What lines in the records include the string "KNBB"? Return each one.
[[ Extracted material open ]]
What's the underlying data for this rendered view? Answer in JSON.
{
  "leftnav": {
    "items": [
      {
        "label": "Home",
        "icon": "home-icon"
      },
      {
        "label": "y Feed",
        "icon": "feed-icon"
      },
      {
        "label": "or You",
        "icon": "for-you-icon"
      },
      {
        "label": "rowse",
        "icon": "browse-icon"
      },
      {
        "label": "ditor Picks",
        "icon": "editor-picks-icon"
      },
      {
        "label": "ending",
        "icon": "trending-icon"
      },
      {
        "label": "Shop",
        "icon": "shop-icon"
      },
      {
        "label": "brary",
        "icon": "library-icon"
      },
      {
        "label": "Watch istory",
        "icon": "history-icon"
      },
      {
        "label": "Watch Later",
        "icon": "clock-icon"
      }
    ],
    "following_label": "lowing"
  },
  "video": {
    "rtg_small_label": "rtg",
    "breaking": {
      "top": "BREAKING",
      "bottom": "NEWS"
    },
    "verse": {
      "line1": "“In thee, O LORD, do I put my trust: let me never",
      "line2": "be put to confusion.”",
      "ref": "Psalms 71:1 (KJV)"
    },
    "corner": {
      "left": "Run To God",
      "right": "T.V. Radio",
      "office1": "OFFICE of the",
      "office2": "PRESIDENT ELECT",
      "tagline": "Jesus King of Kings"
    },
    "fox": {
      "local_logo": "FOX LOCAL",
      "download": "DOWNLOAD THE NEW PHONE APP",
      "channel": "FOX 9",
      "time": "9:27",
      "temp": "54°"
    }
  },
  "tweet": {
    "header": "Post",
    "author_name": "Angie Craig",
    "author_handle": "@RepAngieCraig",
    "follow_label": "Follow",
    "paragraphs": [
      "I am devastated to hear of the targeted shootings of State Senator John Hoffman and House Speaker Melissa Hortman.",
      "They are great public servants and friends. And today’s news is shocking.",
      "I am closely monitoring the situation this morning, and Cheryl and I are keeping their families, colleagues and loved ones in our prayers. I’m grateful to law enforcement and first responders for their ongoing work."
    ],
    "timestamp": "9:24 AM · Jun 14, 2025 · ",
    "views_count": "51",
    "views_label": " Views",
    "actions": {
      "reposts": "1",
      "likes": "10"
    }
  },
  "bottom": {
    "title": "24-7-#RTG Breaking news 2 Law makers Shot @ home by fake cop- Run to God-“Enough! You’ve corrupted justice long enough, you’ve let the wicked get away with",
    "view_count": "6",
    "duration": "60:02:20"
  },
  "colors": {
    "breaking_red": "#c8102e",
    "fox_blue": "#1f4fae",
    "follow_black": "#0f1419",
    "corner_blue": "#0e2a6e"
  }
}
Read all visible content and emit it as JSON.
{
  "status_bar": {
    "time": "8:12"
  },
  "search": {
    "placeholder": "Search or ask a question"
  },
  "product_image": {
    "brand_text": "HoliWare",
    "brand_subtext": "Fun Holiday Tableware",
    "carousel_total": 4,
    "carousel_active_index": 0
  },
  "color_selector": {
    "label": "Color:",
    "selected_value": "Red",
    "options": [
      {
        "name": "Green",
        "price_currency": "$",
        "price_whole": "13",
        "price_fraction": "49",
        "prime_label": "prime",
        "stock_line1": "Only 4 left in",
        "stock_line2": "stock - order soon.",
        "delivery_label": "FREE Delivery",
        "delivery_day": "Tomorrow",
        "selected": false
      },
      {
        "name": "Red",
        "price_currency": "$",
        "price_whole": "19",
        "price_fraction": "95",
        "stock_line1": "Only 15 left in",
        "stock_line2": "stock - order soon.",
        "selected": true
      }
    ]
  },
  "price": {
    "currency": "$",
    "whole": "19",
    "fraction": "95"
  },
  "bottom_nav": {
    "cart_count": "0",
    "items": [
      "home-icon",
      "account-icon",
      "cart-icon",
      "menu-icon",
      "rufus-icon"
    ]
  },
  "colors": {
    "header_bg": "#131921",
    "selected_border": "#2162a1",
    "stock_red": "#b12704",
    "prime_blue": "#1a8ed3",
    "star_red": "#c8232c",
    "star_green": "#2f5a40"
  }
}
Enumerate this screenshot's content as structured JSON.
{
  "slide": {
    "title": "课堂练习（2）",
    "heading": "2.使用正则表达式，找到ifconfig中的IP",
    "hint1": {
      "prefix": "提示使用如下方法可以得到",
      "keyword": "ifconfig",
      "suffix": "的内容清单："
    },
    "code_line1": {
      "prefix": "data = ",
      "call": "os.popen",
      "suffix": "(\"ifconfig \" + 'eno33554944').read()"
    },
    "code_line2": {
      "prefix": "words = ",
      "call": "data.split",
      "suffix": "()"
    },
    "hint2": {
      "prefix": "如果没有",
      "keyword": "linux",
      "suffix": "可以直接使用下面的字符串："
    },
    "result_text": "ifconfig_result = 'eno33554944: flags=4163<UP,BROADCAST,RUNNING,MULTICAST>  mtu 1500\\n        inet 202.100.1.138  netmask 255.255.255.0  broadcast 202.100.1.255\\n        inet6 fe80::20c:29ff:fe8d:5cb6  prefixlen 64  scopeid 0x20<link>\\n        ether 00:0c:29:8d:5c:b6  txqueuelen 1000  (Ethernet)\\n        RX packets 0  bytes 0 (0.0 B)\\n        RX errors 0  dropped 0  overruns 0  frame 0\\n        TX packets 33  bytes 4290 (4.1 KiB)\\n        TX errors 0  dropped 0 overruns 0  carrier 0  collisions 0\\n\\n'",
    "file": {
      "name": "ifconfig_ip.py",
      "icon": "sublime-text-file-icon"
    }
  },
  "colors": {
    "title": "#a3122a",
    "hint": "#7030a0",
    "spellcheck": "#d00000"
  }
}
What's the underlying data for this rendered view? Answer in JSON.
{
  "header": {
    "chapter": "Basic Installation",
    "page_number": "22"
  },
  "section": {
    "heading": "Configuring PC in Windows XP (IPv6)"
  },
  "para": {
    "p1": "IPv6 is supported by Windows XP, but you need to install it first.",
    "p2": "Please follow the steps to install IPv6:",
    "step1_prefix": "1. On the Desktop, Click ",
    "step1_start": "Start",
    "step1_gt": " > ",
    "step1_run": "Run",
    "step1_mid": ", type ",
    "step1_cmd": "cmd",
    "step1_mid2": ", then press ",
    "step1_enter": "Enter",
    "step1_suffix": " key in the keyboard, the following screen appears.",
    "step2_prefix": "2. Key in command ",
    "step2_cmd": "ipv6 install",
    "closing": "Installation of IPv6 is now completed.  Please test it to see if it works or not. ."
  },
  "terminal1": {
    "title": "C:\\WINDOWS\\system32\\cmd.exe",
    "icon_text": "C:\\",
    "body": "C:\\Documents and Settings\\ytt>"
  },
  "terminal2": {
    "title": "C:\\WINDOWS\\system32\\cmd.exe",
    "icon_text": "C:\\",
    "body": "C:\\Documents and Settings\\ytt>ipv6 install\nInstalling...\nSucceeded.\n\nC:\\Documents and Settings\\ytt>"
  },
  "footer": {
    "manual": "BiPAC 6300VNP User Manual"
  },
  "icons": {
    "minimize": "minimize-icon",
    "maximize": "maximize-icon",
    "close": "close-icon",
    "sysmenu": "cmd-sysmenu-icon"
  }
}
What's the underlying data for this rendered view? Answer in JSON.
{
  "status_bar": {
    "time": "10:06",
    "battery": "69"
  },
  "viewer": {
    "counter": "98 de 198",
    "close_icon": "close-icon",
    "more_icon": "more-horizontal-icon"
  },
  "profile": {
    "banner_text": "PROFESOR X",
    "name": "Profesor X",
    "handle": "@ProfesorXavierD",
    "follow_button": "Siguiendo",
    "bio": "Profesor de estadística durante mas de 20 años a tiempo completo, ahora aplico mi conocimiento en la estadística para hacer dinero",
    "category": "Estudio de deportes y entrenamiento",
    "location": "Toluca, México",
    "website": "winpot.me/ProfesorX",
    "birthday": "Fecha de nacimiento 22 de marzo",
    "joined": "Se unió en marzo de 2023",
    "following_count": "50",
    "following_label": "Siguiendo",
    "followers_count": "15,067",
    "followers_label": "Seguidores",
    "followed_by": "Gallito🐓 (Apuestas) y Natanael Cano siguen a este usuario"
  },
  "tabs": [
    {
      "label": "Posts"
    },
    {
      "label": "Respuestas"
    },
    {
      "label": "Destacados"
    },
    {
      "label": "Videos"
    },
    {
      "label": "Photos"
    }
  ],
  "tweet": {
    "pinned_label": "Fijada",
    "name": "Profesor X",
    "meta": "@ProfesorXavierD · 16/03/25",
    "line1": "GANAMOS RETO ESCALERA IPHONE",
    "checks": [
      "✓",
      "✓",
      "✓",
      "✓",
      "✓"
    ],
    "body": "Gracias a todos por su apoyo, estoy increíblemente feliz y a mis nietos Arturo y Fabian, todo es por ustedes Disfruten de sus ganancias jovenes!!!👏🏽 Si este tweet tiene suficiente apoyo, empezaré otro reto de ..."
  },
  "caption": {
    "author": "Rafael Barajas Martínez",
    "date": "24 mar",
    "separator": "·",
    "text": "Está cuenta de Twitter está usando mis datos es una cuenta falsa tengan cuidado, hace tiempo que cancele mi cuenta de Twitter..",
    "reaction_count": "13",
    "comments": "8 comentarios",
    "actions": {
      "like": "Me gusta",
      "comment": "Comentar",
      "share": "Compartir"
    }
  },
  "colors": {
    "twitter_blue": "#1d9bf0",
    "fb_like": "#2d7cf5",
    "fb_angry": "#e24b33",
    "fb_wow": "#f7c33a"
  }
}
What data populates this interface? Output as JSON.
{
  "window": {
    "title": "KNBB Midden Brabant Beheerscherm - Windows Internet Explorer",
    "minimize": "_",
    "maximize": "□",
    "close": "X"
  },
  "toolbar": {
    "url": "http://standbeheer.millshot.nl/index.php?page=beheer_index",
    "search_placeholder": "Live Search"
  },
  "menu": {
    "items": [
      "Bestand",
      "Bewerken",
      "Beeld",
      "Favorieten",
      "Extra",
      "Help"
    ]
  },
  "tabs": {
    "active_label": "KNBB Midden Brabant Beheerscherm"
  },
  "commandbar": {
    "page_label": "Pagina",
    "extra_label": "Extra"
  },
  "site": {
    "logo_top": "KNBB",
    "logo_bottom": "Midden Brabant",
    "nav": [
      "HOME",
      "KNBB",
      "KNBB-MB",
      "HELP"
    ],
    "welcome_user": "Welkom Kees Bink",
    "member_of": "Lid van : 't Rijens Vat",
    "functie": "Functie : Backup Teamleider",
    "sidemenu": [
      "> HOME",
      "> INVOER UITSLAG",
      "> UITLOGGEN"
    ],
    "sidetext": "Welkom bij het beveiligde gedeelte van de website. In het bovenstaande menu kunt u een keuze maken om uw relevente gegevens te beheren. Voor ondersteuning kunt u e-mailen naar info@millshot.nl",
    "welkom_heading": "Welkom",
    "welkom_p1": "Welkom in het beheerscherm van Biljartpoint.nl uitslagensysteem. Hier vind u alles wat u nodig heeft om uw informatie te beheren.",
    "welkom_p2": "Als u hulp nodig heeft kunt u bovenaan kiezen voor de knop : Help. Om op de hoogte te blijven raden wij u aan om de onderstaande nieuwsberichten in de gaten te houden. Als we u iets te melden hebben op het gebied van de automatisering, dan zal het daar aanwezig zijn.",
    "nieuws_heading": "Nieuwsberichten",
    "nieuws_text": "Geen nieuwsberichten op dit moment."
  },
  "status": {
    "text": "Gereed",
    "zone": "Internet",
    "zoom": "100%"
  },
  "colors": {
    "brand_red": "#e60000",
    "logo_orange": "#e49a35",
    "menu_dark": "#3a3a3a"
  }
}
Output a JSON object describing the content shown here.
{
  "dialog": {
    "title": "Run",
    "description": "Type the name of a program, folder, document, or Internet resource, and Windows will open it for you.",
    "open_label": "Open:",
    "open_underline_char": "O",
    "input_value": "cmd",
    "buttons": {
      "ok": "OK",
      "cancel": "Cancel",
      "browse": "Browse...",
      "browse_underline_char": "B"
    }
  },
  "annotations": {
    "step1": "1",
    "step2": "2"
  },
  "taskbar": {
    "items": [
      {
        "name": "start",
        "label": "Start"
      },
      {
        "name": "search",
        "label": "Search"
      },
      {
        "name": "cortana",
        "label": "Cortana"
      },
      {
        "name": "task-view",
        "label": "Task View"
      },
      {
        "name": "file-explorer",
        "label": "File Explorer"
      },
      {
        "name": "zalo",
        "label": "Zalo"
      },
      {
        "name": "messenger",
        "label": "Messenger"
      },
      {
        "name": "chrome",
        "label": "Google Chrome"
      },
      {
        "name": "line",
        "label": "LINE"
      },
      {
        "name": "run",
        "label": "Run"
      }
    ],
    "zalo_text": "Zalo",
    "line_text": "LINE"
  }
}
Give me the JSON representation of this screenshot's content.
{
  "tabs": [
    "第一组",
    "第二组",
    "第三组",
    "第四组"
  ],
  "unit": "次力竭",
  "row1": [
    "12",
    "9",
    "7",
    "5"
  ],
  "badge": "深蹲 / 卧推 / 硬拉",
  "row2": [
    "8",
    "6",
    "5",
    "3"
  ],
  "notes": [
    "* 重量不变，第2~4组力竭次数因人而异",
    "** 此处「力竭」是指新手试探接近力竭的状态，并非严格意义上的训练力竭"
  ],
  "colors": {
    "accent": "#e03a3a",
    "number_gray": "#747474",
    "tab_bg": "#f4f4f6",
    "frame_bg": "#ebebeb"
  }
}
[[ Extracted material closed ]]
▶ **Written response**
    "title": "KNBB Midden Brabant Beheerscherm - Windows Internet Explorer",
    "active_label": "KNBB Midden Brabant Beheerscherm"
    "logo_top": "KNBB",
      "KNBB",
      "KNBB-MB",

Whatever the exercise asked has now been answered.